Tis the season to start thinking about electricity costs. Winter is on the horizon and with the holiday season comes holiday lights and holiday parties. As energy demand rises, how are the utilities going to keep up with demand? An important question as the country looks to reducing greenhouse gas emissions while at the same time needs to find a solution to our growing energy needs. To learn more about these issues, I read Smart Power by Peter Fox-Penner.
I must admit that I don’t know much about the utility industry but I do have fond memories of living in Texas when the state approved deregulation and all the rolling brownouts as a result of that decision. But according to experts, these could be more commonplace if the grid is not improved. Yet what is the best way to do this and who should pay? Most conversations about these issues involve in some capacity a discussion about the smart grid. However the first thing we need to understand is what exactly is the smart grid?
Penner writes, “As the industry shifts its supply sources, builds transmission, and increases its energy efficiency efforts, the technologies at the core of its operations will shift dramatically. Over the next thirty years, the industry will adopt the so-called Smart Grid, and the architecture of the system will shift from one based exclusively on large sources and central control to one with many more smaller sources and decentralized intelligence. The Smart Grid will mark a total transformation of the industry’s operating model–the first major architectural change since alternating current became the dominant system after the Chicago World’s Fair in 1893.”
This shift will cost more than $2 trillion dollars, and the jury is still out on whether the best option is large sources (nuclear, coal with sequestration, natural gas, etc.) or smaller sources that include solar and wind energy or a combination of the two.
In the book, Penner progresses the reader through a history of the grid, explains where we’re at today and where we need to be in the future. He discusses the intricacies of pricing and how energy conservation plays a role for saving consumers money while at the same time making utility companies money. He discusses privacy issues related to the smart grid (that is being developed and monitored in part by third party companies). Penner also addresses issues and challenges and offers solutions. In addition he presents scenarios of what could happen if certain paths are taken.

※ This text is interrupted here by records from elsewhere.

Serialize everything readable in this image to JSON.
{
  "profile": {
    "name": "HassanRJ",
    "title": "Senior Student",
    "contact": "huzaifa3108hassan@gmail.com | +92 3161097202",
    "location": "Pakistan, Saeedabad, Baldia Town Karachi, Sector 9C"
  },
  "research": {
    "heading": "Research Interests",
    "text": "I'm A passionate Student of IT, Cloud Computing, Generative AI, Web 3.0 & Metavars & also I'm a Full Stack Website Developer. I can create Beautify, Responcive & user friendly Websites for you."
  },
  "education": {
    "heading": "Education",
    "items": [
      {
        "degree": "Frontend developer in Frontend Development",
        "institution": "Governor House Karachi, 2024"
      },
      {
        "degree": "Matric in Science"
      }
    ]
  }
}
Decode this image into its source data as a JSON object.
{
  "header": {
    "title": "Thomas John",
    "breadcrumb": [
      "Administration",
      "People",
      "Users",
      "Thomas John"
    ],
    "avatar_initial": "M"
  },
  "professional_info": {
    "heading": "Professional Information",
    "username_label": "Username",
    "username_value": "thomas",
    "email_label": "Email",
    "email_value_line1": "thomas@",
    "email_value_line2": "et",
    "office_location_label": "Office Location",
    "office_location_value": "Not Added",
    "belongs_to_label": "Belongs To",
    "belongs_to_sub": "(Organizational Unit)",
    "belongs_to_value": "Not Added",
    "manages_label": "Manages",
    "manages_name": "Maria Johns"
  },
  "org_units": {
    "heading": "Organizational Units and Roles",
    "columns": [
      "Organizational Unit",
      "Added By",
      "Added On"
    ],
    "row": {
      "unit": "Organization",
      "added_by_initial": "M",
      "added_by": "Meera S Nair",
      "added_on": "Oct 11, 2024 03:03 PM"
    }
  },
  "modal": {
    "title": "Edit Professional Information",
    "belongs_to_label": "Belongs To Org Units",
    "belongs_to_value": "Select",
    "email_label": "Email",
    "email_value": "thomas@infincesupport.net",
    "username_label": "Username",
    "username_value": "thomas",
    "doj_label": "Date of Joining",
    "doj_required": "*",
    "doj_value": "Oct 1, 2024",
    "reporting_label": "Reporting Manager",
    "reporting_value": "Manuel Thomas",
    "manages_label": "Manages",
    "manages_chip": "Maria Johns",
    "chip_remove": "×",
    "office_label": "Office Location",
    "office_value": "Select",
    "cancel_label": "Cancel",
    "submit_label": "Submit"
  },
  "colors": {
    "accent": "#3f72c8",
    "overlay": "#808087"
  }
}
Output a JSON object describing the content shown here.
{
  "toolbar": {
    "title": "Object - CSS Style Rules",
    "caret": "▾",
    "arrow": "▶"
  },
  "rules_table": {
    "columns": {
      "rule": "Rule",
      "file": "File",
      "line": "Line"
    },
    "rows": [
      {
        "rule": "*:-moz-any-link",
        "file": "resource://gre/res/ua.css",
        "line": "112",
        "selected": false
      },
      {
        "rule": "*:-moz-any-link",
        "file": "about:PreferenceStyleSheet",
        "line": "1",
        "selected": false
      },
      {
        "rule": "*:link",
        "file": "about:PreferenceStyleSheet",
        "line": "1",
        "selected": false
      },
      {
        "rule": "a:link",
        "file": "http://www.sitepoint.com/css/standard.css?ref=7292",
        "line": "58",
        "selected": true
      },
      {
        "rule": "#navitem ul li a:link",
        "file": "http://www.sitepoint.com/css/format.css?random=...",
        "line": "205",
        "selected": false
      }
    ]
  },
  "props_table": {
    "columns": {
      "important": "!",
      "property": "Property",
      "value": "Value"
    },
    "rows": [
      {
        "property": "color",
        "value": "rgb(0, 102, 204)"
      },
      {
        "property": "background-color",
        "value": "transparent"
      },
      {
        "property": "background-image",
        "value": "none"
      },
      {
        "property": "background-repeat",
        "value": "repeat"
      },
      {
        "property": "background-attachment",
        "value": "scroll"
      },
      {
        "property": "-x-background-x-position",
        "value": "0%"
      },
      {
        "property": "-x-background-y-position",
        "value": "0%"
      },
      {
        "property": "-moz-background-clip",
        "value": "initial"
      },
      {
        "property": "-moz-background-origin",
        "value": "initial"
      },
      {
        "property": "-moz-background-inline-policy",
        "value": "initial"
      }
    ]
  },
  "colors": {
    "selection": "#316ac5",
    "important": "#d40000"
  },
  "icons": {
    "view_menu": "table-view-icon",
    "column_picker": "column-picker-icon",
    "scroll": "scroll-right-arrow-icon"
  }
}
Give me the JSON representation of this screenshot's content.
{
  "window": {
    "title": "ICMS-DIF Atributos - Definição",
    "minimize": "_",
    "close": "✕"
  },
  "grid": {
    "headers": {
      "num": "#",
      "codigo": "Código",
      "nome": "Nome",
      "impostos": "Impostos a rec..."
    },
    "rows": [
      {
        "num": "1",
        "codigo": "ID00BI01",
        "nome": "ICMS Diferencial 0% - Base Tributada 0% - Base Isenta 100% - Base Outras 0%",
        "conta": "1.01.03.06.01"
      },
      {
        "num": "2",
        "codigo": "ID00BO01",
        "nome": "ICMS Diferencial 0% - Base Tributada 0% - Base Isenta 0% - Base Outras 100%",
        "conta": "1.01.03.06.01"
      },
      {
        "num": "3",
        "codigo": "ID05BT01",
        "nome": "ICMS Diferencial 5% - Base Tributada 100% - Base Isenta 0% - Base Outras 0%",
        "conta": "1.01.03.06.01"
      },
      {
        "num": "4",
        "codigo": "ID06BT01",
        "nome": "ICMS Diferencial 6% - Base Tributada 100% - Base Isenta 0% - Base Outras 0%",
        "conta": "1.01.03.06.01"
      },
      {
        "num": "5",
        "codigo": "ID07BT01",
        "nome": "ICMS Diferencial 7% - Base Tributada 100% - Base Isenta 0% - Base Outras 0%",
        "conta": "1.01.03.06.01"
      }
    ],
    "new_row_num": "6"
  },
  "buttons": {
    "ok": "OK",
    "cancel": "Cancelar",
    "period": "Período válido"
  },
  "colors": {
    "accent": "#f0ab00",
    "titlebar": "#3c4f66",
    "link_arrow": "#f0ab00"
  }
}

This is a very complicated issue with dozens of moving parts and while I understand it much better, the book is not for the newcomer. It is best suited for those working directly for utility companies or those working for companies that are providing products and services that will move the country to the smart grid. And because Penner gives very detailed future scenarios including electricity scenarios and detailed charts detailing large scale power generating technologies including costs associated with each technology relating to carbon emissions, I believe it could become a very valuable resource for high-level utility executives.